■ Exercise materials:
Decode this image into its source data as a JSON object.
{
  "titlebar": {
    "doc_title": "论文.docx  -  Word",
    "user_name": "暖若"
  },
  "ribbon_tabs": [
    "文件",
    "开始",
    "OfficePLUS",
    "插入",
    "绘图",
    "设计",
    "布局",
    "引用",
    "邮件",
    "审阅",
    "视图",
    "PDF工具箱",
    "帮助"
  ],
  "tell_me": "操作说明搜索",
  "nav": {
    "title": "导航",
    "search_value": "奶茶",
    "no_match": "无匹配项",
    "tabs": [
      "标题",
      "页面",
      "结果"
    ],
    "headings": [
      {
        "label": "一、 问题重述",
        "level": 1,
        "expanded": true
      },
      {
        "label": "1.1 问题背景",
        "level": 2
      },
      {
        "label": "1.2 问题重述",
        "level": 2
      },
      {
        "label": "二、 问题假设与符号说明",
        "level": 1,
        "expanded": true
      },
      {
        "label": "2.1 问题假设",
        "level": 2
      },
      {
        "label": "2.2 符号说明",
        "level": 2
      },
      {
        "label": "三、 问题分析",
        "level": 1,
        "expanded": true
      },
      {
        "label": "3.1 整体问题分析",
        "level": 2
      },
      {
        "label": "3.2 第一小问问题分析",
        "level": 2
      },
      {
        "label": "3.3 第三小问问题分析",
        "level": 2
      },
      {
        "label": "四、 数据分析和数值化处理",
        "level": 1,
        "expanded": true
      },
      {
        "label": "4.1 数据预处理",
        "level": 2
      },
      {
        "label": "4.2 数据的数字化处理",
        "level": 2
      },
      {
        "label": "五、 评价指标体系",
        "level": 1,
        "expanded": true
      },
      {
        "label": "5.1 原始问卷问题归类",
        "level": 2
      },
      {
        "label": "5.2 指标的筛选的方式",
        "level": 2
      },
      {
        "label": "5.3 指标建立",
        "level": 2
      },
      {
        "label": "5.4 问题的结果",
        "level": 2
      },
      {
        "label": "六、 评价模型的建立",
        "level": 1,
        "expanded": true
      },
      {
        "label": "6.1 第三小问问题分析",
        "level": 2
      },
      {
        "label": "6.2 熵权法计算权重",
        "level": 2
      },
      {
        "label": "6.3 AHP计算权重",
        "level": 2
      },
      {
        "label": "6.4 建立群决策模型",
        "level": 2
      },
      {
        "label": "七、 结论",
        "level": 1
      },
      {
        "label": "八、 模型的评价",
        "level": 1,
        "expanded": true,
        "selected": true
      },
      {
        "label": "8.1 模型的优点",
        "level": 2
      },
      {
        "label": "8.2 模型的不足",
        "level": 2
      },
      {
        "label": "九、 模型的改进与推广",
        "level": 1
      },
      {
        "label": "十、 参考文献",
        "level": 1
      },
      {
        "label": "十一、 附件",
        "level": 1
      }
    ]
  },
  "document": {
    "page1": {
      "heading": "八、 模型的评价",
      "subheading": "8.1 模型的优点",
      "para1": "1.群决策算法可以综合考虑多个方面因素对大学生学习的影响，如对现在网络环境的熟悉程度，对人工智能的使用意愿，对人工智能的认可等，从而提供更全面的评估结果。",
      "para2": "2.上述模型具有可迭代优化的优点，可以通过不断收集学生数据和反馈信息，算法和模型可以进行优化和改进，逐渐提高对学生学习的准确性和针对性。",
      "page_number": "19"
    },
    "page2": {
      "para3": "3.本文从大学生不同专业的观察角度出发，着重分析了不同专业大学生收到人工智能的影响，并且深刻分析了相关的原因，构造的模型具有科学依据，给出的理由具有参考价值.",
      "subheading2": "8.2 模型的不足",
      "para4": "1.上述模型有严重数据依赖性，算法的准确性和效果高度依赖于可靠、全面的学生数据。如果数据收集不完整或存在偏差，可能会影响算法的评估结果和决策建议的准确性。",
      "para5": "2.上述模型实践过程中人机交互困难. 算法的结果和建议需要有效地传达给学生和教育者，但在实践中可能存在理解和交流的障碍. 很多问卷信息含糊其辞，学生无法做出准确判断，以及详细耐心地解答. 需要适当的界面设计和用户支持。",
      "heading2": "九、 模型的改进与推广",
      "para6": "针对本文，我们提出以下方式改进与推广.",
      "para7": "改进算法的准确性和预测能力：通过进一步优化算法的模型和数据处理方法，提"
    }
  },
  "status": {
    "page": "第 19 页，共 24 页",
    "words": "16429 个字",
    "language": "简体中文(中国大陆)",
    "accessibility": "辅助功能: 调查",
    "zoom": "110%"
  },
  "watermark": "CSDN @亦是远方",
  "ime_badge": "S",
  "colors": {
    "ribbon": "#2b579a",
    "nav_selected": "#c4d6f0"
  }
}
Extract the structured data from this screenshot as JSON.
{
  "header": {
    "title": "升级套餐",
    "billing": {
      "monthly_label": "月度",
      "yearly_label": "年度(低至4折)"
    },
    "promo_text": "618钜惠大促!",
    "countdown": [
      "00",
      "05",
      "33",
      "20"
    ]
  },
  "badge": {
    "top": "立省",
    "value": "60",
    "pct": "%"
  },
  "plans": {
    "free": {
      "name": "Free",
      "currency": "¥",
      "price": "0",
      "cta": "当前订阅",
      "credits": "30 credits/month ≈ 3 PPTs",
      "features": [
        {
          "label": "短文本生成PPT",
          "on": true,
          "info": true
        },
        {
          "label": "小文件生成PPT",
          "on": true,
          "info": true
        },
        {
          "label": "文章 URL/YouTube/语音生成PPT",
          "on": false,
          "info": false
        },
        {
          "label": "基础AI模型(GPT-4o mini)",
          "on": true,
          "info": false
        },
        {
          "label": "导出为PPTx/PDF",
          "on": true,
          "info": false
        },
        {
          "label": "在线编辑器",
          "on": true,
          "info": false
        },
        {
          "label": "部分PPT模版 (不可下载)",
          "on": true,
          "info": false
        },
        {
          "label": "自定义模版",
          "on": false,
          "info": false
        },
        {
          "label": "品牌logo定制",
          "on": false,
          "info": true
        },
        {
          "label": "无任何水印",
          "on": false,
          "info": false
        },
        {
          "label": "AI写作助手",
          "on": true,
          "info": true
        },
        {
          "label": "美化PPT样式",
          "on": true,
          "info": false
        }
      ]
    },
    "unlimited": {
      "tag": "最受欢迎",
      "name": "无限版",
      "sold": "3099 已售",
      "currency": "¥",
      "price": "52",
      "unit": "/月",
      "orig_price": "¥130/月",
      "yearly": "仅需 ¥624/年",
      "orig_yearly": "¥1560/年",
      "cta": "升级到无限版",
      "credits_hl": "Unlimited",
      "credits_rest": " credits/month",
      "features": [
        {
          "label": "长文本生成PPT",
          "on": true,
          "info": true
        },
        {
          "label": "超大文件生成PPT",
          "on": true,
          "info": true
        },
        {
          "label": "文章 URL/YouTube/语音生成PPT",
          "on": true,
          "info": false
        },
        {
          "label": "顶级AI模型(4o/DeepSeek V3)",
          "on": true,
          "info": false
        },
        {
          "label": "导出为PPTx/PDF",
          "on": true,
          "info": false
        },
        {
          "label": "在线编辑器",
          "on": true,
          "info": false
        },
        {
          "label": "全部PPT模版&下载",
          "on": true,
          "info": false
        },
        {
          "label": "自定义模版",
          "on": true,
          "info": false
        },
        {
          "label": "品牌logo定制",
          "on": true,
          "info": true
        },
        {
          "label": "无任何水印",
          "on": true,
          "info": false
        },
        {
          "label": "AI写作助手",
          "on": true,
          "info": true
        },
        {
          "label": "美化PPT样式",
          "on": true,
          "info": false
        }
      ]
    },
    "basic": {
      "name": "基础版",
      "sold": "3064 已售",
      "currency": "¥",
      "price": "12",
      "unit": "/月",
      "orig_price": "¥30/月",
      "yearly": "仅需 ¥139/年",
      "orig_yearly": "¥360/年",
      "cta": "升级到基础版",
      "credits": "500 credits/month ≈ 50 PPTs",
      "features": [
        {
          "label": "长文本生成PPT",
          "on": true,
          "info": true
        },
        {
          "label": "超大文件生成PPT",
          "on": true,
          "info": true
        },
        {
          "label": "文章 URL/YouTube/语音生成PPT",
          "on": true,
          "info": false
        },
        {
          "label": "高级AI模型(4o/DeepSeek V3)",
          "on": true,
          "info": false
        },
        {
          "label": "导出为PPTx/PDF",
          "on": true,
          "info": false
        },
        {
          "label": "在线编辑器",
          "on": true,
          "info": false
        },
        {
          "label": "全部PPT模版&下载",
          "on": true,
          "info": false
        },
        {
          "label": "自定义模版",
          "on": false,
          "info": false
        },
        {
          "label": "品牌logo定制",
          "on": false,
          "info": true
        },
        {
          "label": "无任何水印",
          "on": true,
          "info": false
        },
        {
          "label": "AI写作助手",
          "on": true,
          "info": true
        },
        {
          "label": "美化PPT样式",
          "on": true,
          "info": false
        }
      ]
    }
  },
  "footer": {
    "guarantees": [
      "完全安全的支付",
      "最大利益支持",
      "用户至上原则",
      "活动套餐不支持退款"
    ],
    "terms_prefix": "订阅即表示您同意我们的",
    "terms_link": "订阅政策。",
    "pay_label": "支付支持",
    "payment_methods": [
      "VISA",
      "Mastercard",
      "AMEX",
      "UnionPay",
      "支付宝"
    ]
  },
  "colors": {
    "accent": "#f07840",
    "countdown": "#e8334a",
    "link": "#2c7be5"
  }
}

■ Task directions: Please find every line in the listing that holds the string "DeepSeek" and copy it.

■ Response:
          "label": "顶级AI模型(4o/DeepSeek V3)",
          "label": "高级AI模型(4o/DeepSeek V3)",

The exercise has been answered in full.